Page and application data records

++++++++++++++++++++

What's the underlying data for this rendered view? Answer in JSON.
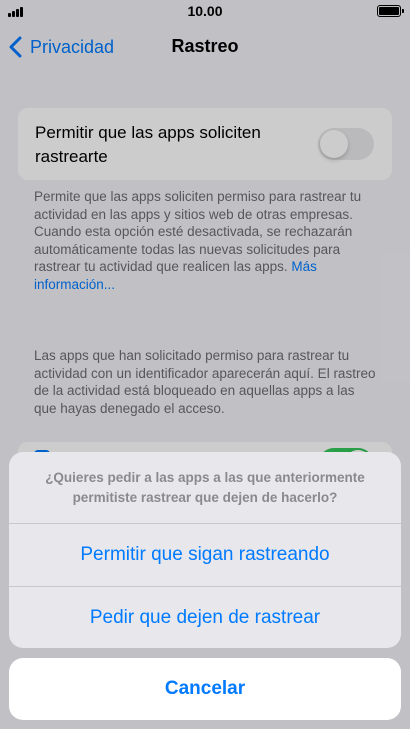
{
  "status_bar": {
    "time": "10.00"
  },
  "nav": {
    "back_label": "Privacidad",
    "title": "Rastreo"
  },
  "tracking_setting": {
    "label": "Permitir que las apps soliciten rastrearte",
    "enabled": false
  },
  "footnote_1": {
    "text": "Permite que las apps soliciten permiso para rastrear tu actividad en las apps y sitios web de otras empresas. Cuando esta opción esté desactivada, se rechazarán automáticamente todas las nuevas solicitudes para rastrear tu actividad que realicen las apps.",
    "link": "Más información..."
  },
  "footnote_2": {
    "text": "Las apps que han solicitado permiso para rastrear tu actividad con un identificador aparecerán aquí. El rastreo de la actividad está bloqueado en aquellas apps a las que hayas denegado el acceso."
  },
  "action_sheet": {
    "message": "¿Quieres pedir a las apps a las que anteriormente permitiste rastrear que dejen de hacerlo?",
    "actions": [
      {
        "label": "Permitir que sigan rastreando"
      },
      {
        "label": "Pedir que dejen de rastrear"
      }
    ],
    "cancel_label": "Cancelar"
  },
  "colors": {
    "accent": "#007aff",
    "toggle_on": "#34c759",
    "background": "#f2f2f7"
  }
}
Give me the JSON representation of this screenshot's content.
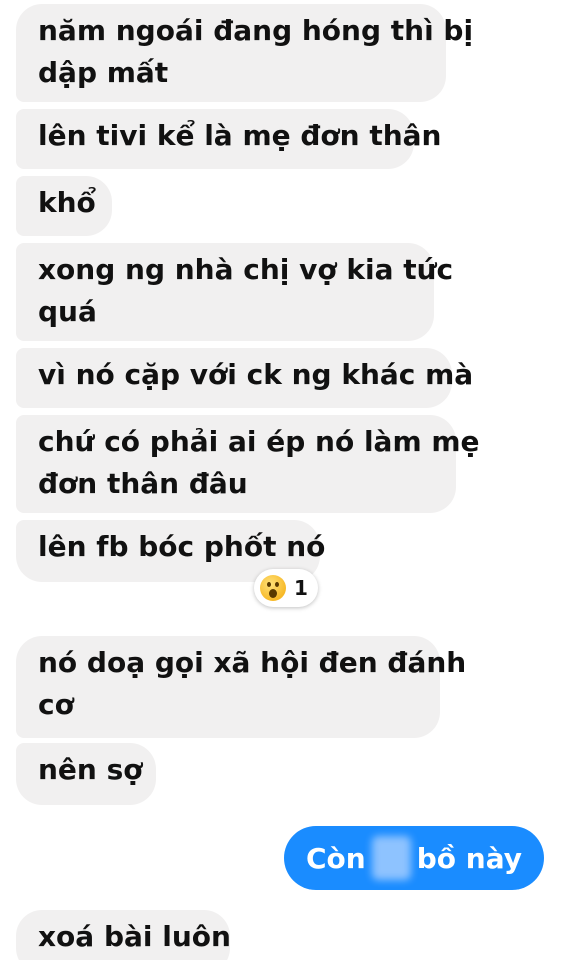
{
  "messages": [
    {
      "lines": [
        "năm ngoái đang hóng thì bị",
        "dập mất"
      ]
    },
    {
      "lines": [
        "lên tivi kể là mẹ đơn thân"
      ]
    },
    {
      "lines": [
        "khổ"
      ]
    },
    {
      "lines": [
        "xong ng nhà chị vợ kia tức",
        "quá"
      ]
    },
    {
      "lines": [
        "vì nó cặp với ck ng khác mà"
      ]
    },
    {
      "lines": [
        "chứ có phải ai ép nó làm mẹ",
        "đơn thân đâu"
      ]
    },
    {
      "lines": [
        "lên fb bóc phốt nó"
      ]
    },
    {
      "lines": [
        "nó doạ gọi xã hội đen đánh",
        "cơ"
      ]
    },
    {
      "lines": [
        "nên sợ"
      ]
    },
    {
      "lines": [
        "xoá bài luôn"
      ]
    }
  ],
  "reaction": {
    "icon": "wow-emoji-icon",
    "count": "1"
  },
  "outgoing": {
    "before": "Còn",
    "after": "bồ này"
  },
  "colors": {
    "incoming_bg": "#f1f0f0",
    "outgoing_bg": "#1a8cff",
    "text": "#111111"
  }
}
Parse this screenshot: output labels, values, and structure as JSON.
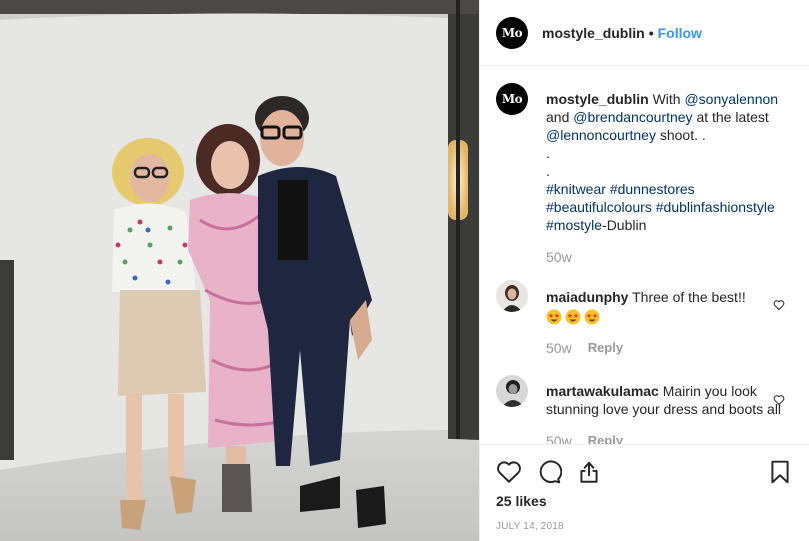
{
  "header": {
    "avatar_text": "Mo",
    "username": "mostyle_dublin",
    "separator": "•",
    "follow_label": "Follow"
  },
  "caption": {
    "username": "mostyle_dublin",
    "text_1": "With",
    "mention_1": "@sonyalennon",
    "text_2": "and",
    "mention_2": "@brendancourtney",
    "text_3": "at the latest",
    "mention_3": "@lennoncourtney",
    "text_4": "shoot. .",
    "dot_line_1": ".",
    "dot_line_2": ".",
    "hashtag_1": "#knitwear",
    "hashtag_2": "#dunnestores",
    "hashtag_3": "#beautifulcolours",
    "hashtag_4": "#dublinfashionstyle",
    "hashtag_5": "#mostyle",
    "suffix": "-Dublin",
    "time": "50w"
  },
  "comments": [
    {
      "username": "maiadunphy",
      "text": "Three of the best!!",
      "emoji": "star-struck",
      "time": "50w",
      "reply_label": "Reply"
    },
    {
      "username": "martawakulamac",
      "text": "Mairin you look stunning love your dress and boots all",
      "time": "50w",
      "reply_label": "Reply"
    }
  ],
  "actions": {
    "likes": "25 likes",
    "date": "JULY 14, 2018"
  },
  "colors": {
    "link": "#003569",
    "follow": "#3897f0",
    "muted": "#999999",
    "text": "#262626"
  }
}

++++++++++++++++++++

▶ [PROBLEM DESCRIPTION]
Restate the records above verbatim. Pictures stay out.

▶ [EXERCISE RESPONSE]
What's the underlying data for this rendered view? Answer in JSON.
{
  "status_bar": {
    "time": "10.00"
  },
  "nav": {
    "back_label": "Privacidad",
    "title": "Rastreo"
  },
  "tracking_setting": {
    "label": "Permitir que las apps soliciten rastrearte",
    "enabled": false
  },
  "footnote_1": {
    "text": "Permite que las apps soliciten permiso para rastrear tu actividad en las apps y sitios web de otras empresas. Cuando esta opción esté desactivada, se rechazarán automáticamente todas las nuevas solicitudes para rastrear tu actividad que realicen las apps.",
    "link": "Más información..."
  },
  "footnote_2": {
    "text": "Las apps que han solicitado permiso para rastrear tu actividad con un identificador aparecerán aquí. El rastreo de la actividad está bloqueado en aquellas apps a las que hayas denegado el acceso."
  },
  "action_sheet": {
    "message": "¿Quieres pedir a las apps a las que anteriormente permitiste rastrear que dejen de hacerlo?",
    "actions": [
      {
        "label": "Permitir que sigan rastreando"
      },
      {
        "label": "Pedir que dejen de rastrear"
      }
    ],
    "cancel_label": "Cancelar"
  },
  "colors": {
    "accent": "#007aff",
    "toggle_on": "#34c759",
    "background": "#f2f2f7"
  }
}
Give me the JSON representation of this screenshot's content.
{
  "messages": [
    {
      "lines": [
        "năm ngoái đang hóng thì bị",
        "dập mất"
      ]
    },
    {
      "lines": [
        "lên tivi kể là mẹ đơn thân"
      ]
    },
    {
      "lines": [
        "khổ"
      ]
    },
    {
      "lines": [
        "xong ng nhà chị vợ kia tức",
        "quá"
      ]
    },
    {
      "lines": [
        "vì nó cặp với ck ng khác mà"
      ]
    },
    {
      "lines": [
        "chứ có phải ai ép nó làm mẹ",
        "đơn thân đâu"
      ]
    },
    {
      "lines": [
        "lên fb bóc phốt nó"
      ]
    },
    {
      "lines": [
        "nó doạ gọi xã hội đen đánh",
        "cơ"
      ]
    },
    {
      "lines": [
        "nên sợ"
      ]
    },
    {
      "lines": [
        "xoá bài luôn"
      ]
    }
  ],
  "reaction": {
    "icon": "wow-emoji-icon",
    "count": "1"
  },
  "outgoing": {
    "before": "Còn",
    "after": "bồ này"
  },
  "colors": {
    "incoming_bg": "#f1f0f0",
    "outgoing_bg": "#1a8cff",
    "text": "#111111"
  }
}
Parse this screenshot: output labels, values, and structure as JSON.
{
  "header": {
    "avatar_text": "Mo",
    "username": "mostyle_dublin",
    "separator": "•",
    "follow_label": "Follow"
  },
  "caption": {
    "username": "mostyle_dublin",
    "text_1": "With",
    "mention_1": "@sonyalennon",
    "text_2": "and",
    "mention_2": "@brendancourtney",
    "text_3": "at the latest",
    "mention_3": "@lennoncourtney",
    "text_4": "shoot. .",
    "dot_line_1": ".",
    "dot_line_2": ".",
    "hashtag_1": "#knitwear",
    "hashtag_2": "#dunnestores",
    "hashtag_3": "#beautifulcolours",
    "hashtag_4": "#dublinfashionstyle",
    "hashtag_5": "#mostyle",
    "suffix": "-Dublin",
    "time": "50w"
  },
  "comments": [
    {
      "username": "maiadunphy",
      "text": "Three of the best!!",
      "emoji": "star-struck",
      "time": "50w",
      "reply_label": "Reply"
    },
    {
      "username": "martawakulamac",
      "text": "Mairin you look stunning love your dress and boots all",
      "time": "50w",
      "reply_label": "Reply"
    }
  ],
  "actions": {
    "likes": "25 likes",
    "date": "JULY 14, 2018"
  },
  "colors": {
    "link": "#003569",
    "follow": "#3897f0",
    "muted": "#999999",
    "text": "#262626"
  }
}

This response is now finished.